> _EXERCISE DETAILS_
Please reproduce the data exactly, excluding any pictures it contains.

> _Excerpts from an interface dataset_
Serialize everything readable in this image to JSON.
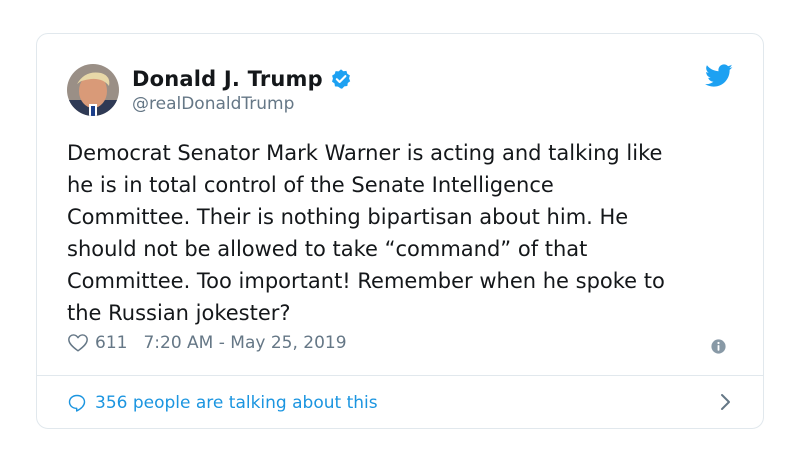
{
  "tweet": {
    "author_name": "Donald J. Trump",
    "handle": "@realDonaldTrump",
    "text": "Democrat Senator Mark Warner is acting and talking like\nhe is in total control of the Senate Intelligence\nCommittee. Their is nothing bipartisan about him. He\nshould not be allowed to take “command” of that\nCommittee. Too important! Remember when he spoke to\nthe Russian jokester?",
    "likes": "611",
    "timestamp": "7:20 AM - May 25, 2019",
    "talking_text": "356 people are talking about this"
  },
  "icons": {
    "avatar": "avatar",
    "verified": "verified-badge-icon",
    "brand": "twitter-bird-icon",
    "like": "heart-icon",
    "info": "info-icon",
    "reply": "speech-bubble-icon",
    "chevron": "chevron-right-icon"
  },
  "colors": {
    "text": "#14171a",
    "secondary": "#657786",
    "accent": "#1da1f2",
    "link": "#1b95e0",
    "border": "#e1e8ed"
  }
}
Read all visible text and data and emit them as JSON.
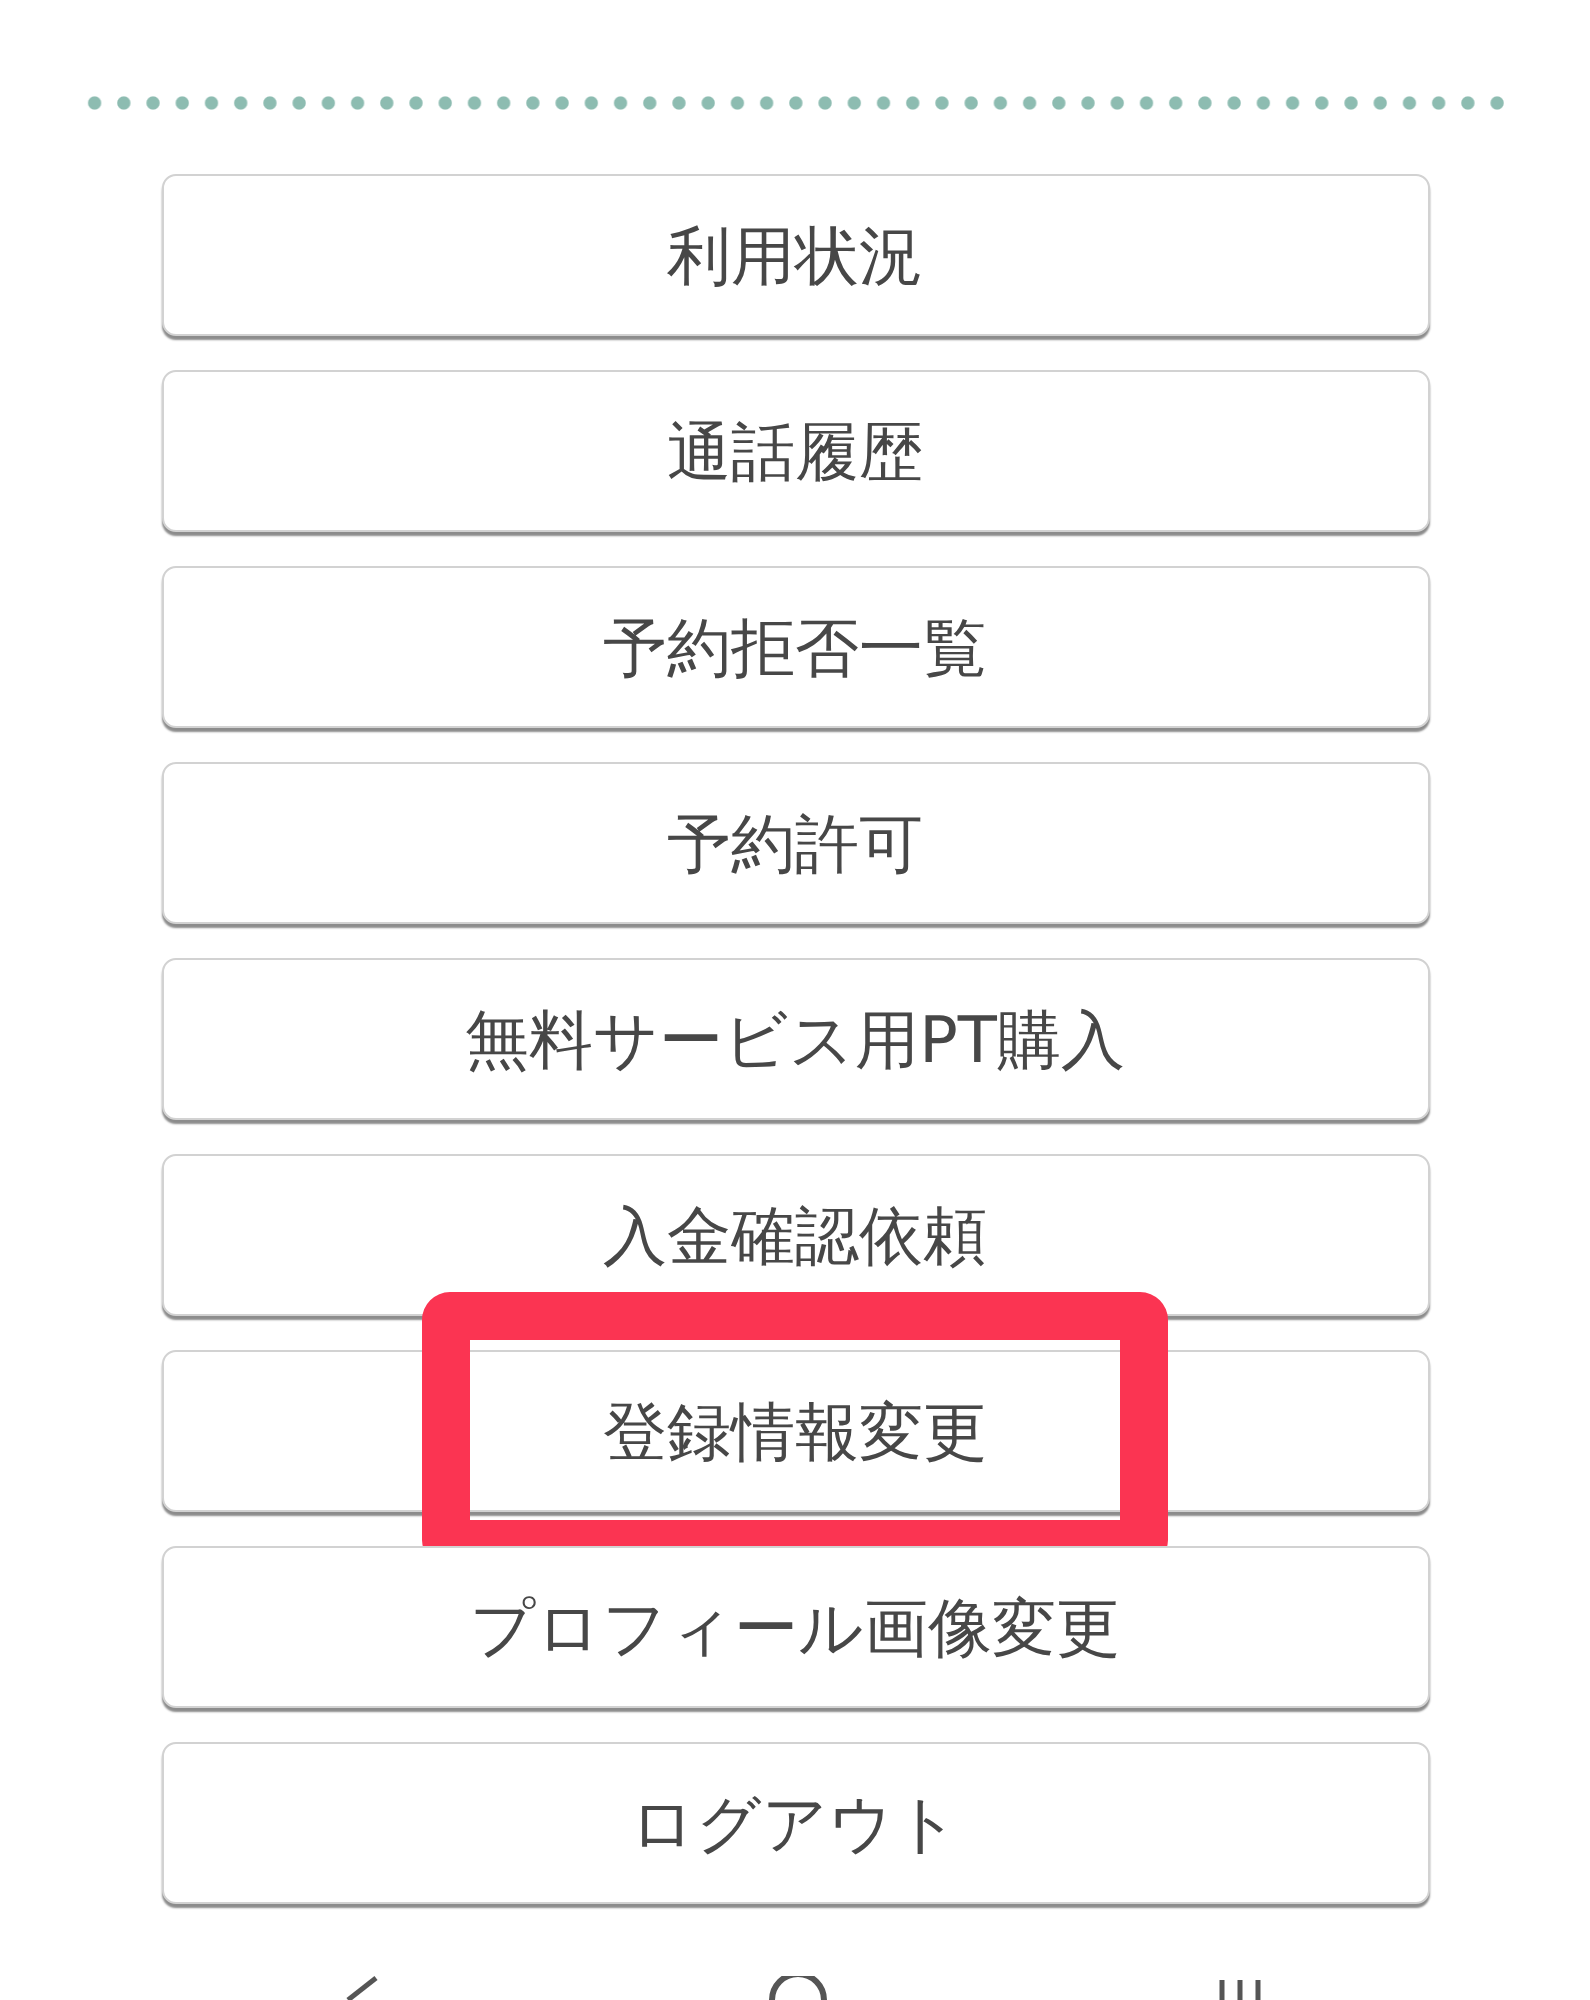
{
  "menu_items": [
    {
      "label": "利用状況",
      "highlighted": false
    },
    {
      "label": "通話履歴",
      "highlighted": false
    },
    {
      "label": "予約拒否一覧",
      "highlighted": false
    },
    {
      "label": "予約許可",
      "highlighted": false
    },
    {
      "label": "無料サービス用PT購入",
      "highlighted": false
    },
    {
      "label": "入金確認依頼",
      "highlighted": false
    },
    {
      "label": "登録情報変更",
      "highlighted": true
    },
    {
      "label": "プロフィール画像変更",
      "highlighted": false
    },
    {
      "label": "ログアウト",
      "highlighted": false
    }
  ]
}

> _WRITTEN ANSWER_
Serialize everything readable in this image to JSON.
{
  "tweet": {
    "author_name": "Donald J. Trump",
    "handle": "@realDonaldTrump",
    "text": "Democrat Senator Mark Warner is acting and talking like\nhe is in total control of the Senate Intelligence\nCommittee. Their is nothing bipartisan about him. He\nshould not be allowed to take “command” of that\nCommittee. Too important! Remember when he spoke to\nthe Russian jokester?",
    "likes": "611",
    "timestamp": "7:20 AM - May 25, 2019",
    "talking_text": "356 people are talking about this"
  },
  "icons": {
    "avatar": "avatar",
    "verified": "verified-badge-icon",
    "brand": "twitter-bird-icon",
    "like": "heart-icon",
    "info": "info-icon",
    "reply": "speech-bubble-icon",
    "chevron": "chevron-right-icon"
  },
  "colors": {
    "text": "#14171a",
    "secondary": "#657786",
    "accent": "#1da1f2",
    "link": "#1b95e0",
    "border": "#e1e8ed"
  }
}
Read all visible text and data and emit them as JSON.
{
  "menu_items": [
    {
      "label": "利用状況",
      "highlighted": false
    },
    {
      "label": "通話履歴",
      "highlighted": false
    },
    {
      "label": "予約拒否一覧",
      "highlighted": false
    },
    {
      "label": "予約許可",
      "highlighted": false
    },
    {
      "label": "無料サービス用PT購入",
      "highlighted": false
    },
    {
      "label": "入金確認依頼",
      "highlighted": false
    },
    {
      "label": "登録情報変更",
      "highlighted": true
    },
    {
      "label": "プロフィール画像変更",
      "highlighted": false
    },
    {
      "label": "ログアウト",
      "highlighted": false
    }
  ]
}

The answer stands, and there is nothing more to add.